He launched into an explanation of why New England waters are so clear. “Pond life in this part of the world is basically a hostile affair. There aren’t many nutrients. When you swim out in the water, you’re not suffocated by weedy plants or scum. The native fish like it that way. So do the people, or so I thought.”
The ponds are scumming up because of septic tanks, golf courses, roads, lawns, all of which leach nutrients into the water. People unknowingly spread exotic weeds as they move boats from pond to pond. Fishermen find native fish uninteresting, so they bring in largemouth bass, walleye, muskie. All those changes do in the bridle shiner.
“How?” I asked.

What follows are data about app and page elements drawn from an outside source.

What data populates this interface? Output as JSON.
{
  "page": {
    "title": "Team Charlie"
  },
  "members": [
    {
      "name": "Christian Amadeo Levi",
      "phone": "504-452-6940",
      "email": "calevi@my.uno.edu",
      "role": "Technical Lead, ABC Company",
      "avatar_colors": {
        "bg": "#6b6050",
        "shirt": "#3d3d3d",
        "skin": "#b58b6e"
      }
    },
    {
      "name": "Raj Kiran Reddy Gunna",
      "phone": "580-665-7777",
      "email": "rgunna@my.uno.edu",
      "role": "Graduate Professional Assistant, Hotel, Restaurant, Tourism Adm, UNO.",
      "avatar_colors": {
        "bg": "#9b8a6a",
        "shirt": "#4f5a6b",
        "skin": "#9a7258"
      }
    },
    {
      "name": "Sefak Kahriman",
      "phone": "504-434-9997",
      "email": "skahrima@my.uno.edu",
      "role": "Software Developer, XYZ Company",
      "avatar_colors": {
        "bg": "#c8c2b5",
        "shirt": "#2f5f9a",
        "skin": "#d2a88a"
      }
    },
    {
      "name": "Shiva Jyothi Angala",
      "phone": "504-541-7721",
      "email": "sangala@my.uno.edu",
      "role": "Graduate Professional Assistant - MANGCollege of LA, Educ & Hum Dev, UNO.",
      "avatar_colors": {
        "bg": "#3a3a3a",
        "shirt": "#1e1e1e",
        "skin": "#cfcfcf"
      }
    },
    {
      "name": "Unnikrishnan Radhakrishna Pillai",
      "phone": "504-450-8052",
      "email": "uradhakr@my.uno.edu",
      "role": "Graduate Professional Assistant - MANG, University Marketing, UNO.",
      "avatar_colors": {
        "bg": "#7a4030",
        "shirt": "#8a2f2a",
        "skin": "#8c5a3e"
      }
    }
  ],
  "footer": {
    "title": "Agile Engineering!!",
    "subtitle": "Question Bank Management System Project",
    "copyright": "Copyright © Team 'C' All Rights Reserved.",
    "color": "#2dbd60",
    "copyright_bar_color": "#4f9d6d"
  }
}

“Well, the nutrients cause the weeds and algae to multiply. They crowd out the native vegetation, then they die back and make a slimy mess in the water. The common treatment at that point is to drain the pond, dredge it and refill it. By that time you’ve lost insects, fishes, amphibians. Whatever you’ve got left, it’s not a native system, hardly even a system.”
The bridle shiner, the survey suggests, can survive in the presence of introduced largemouth bass, as long as there’s native vegetation on the bottom for the shiner to hide in. It can survive in gopped-up water as long as there are no bass. What the shiner can’t seem to handle is the combination of bass plus gop. Kaufman guesses that’s because the gop creates floating weeds on the surface, which shade out the bottom plants and destroy the shiner’s habitat — and muck up the pond for people, too.

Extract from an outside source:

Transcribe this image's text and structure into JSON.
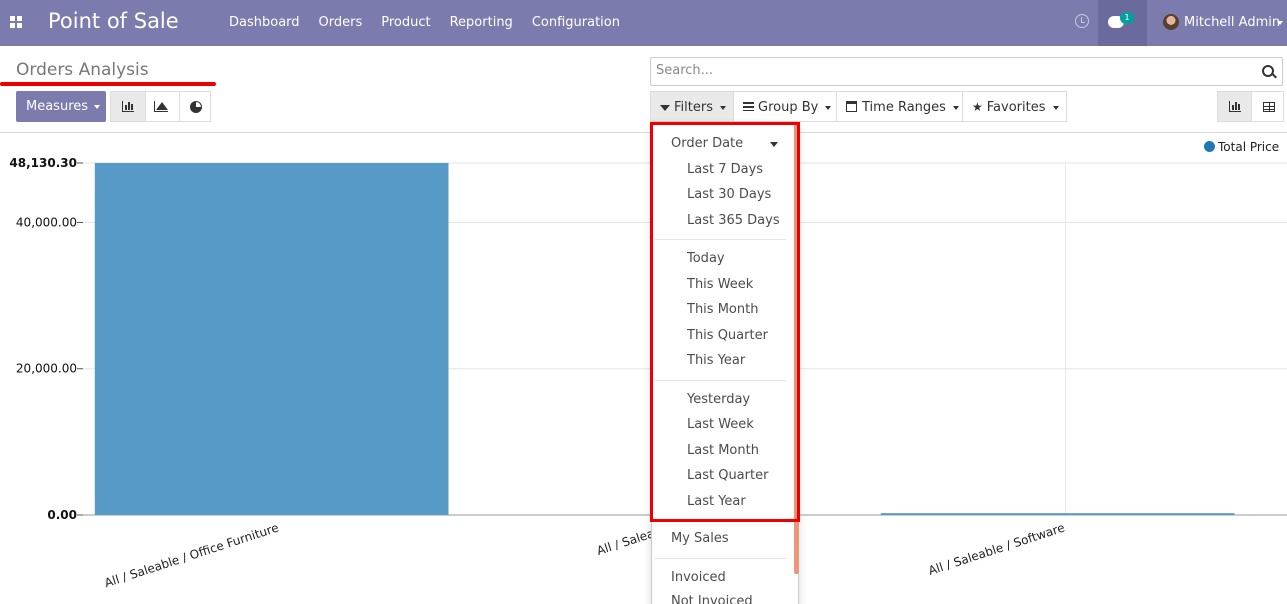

“What does this have to do with Title Five, whatever that is?”
“The state is dragging its feet on listing the bridle shiner as a threatened species. They’re sorry about the loss of the fish, but they’re afraid listing it will upset developers, because then they’ll have to obey Title Five.”
“And what,” I asked, losing patience, “would that mean?”
Title Five, it turns out, is a Massachusetts regulation intended to keep development from overtaxing the waste treatment facilities of a community. If it were strictly enforced, and if the nutrification of ponds were considered a serious problem, houses couldn’t be built right on the shores of ponds. Drainage from lawns and septic tanks wouldn’t be allowed to flow directly into the water — there would have to be buffer zones of vegetation to absorb nutrients, or full-scale sewage systems to divert wastes entirely. Pondside developments would be more regulated, less dense, more expensive.
I was beginning to picture the story some developer would make out of any attempt to protect the bridle shiner. I could just hear it in a Congressional hearing: crazy enviros stop a million-dollar lakeside building project to save a worthless little fish that no one ever heard of. Kaufman was painting a more complicated, more complete picture. “This isn’t about saving one fish. It’s a clearcut case where the loss of an animal goes along with something of deep value to people — crystal clear ponds.” Clear ponds. The very asset that makes building projects worth a million dollars. The goose that lays the golden eggs.
“Look, it’s very simple,” Kaufman said. “Anyone can understand it. You can’t put houses right on the pond and still have the pond.”
Copyright Sustainability Institute 1996